### What you have to do
When a line below contains the word "color", copy that line.

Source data
.....

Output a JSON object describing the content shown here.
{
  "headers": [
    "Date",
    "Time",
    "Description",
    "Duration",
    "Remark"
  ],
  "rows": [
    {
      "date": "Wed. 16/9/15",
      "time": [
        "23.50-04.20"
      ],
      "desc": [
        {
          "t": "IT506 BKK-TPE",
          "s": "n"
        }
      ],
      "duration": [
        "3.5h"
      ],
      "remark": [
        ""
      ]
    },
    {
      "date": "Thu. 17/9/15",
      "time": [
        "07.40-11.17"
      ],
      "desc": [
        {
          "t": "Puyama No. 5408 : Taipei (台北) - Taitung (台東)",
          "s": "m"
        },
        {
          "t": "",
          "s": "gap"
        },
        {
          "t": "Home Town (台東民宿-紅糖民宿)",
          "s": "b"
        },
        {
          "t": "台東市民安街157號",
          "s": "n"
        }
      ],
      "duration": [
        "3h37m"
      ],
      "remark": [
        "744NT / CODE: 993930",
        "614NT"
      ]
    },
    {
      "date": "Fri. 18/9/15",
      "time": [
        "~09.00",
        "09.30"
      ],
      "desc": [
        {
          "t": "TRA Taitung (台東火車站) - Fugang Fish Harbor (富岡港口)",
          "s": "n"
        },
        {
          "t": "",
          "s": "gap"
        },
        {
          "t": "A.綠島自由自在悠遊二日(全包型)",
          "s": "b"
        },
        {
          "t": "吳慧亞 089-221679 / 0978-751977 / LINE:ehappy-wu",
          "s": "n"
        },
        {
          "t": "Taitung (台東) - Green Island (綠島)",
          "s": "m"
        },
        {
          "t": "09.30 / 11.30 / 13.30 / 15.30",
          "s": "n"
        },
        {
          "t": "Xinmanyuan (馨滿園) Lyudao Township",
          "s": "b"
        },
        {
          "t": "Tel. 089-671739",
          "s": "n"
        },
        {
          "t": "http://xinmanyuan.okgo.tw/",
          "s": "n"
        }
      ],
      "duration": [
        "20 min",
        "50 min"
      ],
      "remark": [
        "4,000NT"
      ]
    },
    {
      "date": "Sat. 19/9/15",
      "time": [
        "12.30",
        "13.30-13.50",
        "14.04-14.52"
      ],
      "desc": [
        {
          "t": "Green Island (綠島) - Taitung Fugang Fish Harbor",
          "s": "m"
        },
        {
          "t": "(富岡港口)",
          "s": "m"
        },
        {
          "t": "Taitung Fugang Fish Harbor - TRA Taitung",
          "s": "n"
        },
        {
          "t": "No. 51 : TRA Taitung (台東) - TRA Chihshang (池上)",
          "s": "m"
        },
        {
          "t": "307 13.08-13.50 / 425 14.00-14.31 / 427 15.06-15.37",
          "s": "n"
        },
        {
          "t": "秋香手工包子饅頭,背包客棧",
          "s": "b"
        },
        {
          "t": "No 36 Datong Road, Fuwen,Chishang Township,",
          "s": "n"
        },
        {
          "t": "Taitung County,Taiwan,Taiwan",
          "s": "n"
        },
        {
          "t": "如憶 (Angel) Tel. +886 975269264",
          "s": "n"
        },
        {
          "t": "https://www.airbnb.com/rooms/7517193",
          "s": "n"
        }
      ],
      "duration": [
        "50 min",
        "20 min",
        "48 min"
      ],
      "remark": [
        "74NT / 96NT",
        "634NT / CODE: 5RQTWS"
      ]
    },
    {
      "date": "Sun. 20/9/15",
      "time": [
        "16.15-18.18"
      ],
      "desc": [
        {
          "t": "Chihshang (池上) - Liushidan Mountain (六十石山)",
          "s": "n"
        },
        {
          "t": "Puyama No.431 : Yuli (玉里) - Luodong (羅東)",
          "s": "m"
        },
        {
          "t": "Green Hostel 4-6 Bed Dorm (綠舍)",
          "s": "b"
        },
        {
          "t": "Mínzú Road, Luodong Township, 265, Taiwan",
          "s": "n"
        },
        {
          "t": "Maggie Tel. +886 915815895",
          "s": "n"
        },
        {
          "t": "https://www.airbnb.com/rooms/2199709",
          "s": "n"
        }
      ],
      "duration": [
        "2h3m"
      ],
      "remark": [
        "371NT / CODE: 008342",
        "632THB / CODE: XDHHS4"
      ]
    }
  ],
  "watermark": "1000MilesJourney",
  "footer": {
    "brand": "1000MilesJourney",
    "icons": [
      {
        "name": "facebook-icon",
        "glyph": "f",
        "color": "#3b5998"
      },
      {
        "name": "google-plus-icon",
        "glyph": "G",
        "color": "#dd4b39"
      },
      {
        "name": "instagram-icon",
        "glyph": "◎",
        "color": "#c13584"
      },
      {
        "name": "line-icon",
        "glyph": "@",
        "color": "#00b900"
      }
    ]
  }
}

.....

### Response below
        "color": "#3b5998"
        "color": "#dd4b39"
        "color": "#c13584"
        "color": "#00b900"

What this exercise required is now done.